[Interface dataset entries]
● ● ● ●

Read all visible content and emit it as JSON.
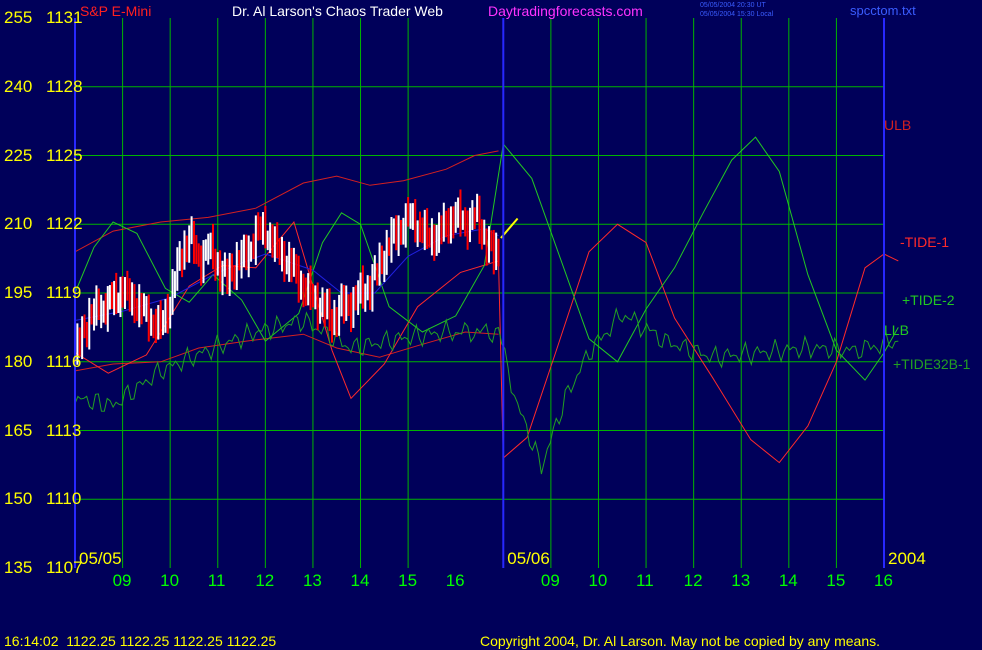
{
  "header": {
    "instrument": "S&P E-Mini",
    "title": "Dr. Al Larson's Chaos Trader Web",
    "website": "Daytradingforecasts.com",
    "stamp_ut": "05/05/2004 20:30 UT",
    "stamp_local": "05/05/2004 15:30 Local",
    "file": "spcctom.txt"
  },
  "colors": {
    "background": "#00005a",
    "grid": "#00b400",
    "axis": "#2828ff",
    "price_up": "#ffffff",
    "price_down": "#ff0000",
    "ulb_llb": "#d42020",
    "tide1": "#ff2a2a",
    "tide2": "#22c822",
    "tide32b1": "#22a022",
    "moving_avg": "#2020e0",
    "axis_text": "#ffff00",
    "date_text": "#00ff00",
    "title_text": "#ffffff",
    "website_text": "#ff33ff"
  },
  "footer": {
    "quote": "16:14:02  1122.25 1122.25 1122.25 1122.25",
    "copyright": "Copyright 2004, Dr. Al Larson. May not be copied by any means."
  },
  "chart_data": {
    "type": "line",
    "title": "Dr. Al Larson's Chaos Trader Web",
    "y_left_labels": [
      "255",
      "240",
      "225",
      "210",
      "195",
      "180",
      "165",
      "150",
      "135"
    ],
    "y_price_labels": [
      "1131",
      "1128",
      "1125",
      "1122",
      "1119",
      "1116",
      "1113",
      "1110",
      "1107"
    ],
    "ylim": [
      1107,
      1131
    ],
    "x_date_labels": [
      {
        "label": "05/05",
        "at": 7
      },
      {
        "label": "05/06",
        "at": 16
      },
      {
        "label": "2004",
        "at": 24
      }
    ],
    "x_ticks": [
      "09",
      "10",
      "11",
      "12",
      "13",
      "14",
      "15",
      "16",
      "09",
      "10",
      "11",
      "12",
      "13",
      "14",
      "15",
      "16"
    ],
    "xlim": [
      7,
      24
    ],
    "series": [
      {
        "name": "ULB",
        "role": "band",
        "points": [
          [
            7,
            1120.8
          ],
          [
            7.8,
            1121.7
          ],
          [
            8.8,
            1122.1
          ],
          [
            9.8,
            1122.3
          ],
          [
            10.8,
            1122.7
          ],
          [
            11.8,
            1123.8
          ],
          [
            12.5,
            1124.1
          ],
          [
            13.2,
            1123.7
          ],
          [
            13.9,
            1123.9
          ],
          [
            14.8,
            1124.4
          ],
          [
            15.4,
            1125.0
          ],
          [
            15.9,
            1125.2
          ]
        ]
      },
      {
        "name": "LLB",
        "role": "band",
        "points": [
          [
            7,
            1115.6
          ],
          [
            7.8,
            1115.9
          ],
          [
            8.8,
            1116.0
          ],
          [
            9.6,
            1116.6
          ],
          [
            10.6,
            1116.9
          ],
          [
            11.8,
            1117.2
          ],
          [
            12.5,
            1116.6
          ],
          [
            13.4,
            1116.2
          ],
          [
            14.2,
            1116.7
          ],
          [
            15.2,
            1117.3
          ],
          [
            15.9,
            1117.2
          ]
        ]
      },
      {
        "name": "-TIDE-1",
        "role": "cycle",
        "points": [
          [
            7,
            1116.4
          ],
          [
            7.7,
            1115.5
          ],
          [
            8.5,
            1116.3
          ],
          [
            9.4,
            1119.3
          ],
          [
            10.1,
            1120.2
          ],
          [
            10.8,
            1120.1
          ],
          [
            11.6,
            1122.1
          ],
          [
            12.4,
            1116.5
          ],
          [
            12.8,
            1114.4
          ],
          [
            13.5,
            1115.9
          ],
          [
            14.2,
            1118.4
          ],
          [
            15.1,
            1119.9
          ],
          [
            15.9,
            1120.4
          ],
          [
            16.0,
            1111.8
          ],
          [
            16.5,
            1112.7
          ],
          [
            17.1,
            1116.4
          ],
          [
            17.8,
            1120.8
          ],
          [
            18.4,
            1122.0
          ],
          [
            19.0,
            1121.2
          ],
          [
            19.6,
            1117.9
          ],
          [
            20.4,
            1115.3
          ],
          [
            21.2,
            1112.6
          ],
          [
            21.8,
            1111.6
          ],
          [
            22.4,
            1113.2
          ],
          [
            23.0,
            1116.0
          ],
          [
            23.6,
            1120.1
          ],
          [
            24.0,
            1120.7
          ],
          [
            24.3,
            1120.4
          ]
        ]
      },
      {
        "name": "+TIDE-2",
        "role": "cycle",
        "points": [
          [
            7,
            1119.0
          ],
          [
            7.4,
            1121.0
          ],
          [
            7.8,
            1122.1
          ],
          [
            8.3,
            1121.6
          ],
          [
            8.9,
            1119.2
          ],
          [
            9.4,
            1118.6
          ],
          [
            9.9,
            1119.8
          ],
          [
            10.5,
            1118.7
          ],
          [
            11.0,
            1116.9
          ],
          [
            11.7,
            1118.1
          ],
          [
            12.2,
            1121.2
          ],
          [
            12.6,
            1122.5
          ],
          [
            13.0,
            1122.0
          ],
          [
            13.6,
            1118.4
          ],
          [
            14.3,
            1117.3
          ],
          [
            15.0,
            1118.0
          ],
          [
            15.6,
            1120.2
          ],
          [
            16.0,
            1125.5
          ],
          [
            16.6,
            1124.0
          ],
          [
            17.2,
            1120.5
          ],
          [
            17.8,
            1117.0
          ],
          [
            18.4,
            1116.0
          ],
          [
            19.0,
            1118.3
          ],
          [
            19.6,
            1120.1
          ],
          [
            20.2,
            1122.5
          ],
          [
            20.8,
            1124.8
          ],
          [
            21.3,
            1125.8
          ],
          [
            21.8,
            1124.3
          ],
          [
            22.4,
            1119.8
          ],
          [
            23.0,
            1116.5
          ],
          [
            23.6,
            1115.2
          ],
          [
            24.0,
            1116.4
          ],
          [
            24.3,
            1117.5
          ]
        ]
      },
      {
        "name": "+TIDE32B-1",
        "role": "cycle",
        "points": [
          [
            7,
            1114.4
          ],
          [
            7.8,
            1114.1
          ],
          [
            8.8,
            1115.6
          ],
          [
            9.8,
            1116.5
          ],
          [
            10.8,
            1117.3
          ],
          [
            11.8,
            1117.8
          ],
          [
            12.8,
            1116.6
          ],
          [
            13.8,
            1117.0
          ],
          [
            14.8,
            1117.3
          ],
          [
            15.9,
            1117.3
          ],
          [
            16.3,
            1114.1
          ],
          [
            16.8,
            1111.4
          ],
          [
            17.3,
            1114.4
          ],
          [
            17.8,
            1116.4
          ],
          [
            18.5,
            1118.1
          ],
          [
            19.4,
            1116.9
          ],
          [
            20.4,
            1116.2
          ],
          [
            21.4,
            1116.4
          ],
          [
            22.4,
            1116.6
          ],
          [
            23.4,
            1116.5
          ],
          [
            24.3,
            1116.9
          ]
        ]
      },
      {
        "name": "",
        "role": "moving-average",
        "points": [
          [
            7,
            1117.8
          ],
          [
            8.0,
            1118.2
          ],
          [
            9.0,
            1118.8
          ],
          [
            10.0,
            1119.9
          ],
          [
            11.0,
            1120.7
          ],
          [
            12.0,
            1120.0
          ],
          [
            12.6,
            1119.0
          ],
          [
            13.3,
            1119.0
          ],
          [
            14.0,
            1120.6
          ],
          [
            14.8,
            1121.5
          ],
          [
            15.6,
            1121.8
          ],
          [
            15.9,
            1121.5
          ]
        ]
      },
      {
        "name": "",
        "role": "price-close",
        "points": [
          [
            7,
            1116.3
          ],
          [
            7.3,
            1118.0
          ],
          [
            7.6,
            1118.4
          ],
          [
            8.0,
            1119.1
          ],
          [
            8.3,
            1118.5
          ],
          [
            8.6,
            1117.8
          ],
          [
            8.8,
            1117.5
          ],
          [
            9.0,
            1118.7
          ],
          [
            9.2,
            1120.5
          ],
          [
            9.4,
            1121.5
          ],
          [
            9.6,
            1120.4
          ],
          [
            9.8,
            1121.0
          ],
          [
            10.0,
            1120.2
          ],
          [
            10.2,
            1119.6
          ],
          [
            10.4,
            1120.4
          ],
          [
            10.6,
            1120.6
          ],
          [
            10.8,
            1121.6
          ],
          [
            11.0,
            1121.8
          ],
          [
            11.2,
            1121.0
          ],
          [
            11.4,
            1120.5
          ],
          [
            11.6,
            1120.0
          ],
          [
            11.8,
            1119.2
          ],
          [
            12.0,
            1118.8
          ],
          [
            12.2,
            1118.4
          ],
          [
            12.4,
            1117.8
          ],
          [
            12.6,
            1118.4
          ],
          [
            12.8,
            1118.5
          ],
          [
            13.0,
            1119.0
          ],
          [
            13.2,
            1119.3
          ],
          [
            13.4,
            1120.2
          ],
          [
            13.6,
            1121.2
          ],
          [
            13.8,
            1121.7
          ],
          [
            14.0,
            1122.3
          ],
          [
            14.2,
            1122.0
          ],
          [
            14.4,
            1121.4
          ],
          [
            14.6,
            1121.5
          ],
          [
            14.8,
            1122.0
          ],
          [
            15.0,
            1122.4
          ],
          [
            15.2,
            1122.0
          ],
          [
            15.4,
            1122.4
          ],
          [
            15.6,
            1121.5
          ],
          [
            15.8,
            1120.6
          ],
          [
            15.95,
            1121.0
          ]
        ]
      },
      {
        "name": "",
        "role": "projection",
        "points": [
          [
            15.95,
            1121.4
          ],
          [
            16.3,
            1122.25
          ]
        ]
      }
    ],
    "last_price": 1122.25
  }
}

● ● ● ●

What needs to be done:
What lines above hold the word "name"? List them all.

The completed task:
        "name": "ULB",
        "name": "LLB",
        "name": "-TIDE-1",
        "name": "+TIDE-2",
        "name": "+TIDE32B-1",
        "name": "",
        "name": "",
        "name": "",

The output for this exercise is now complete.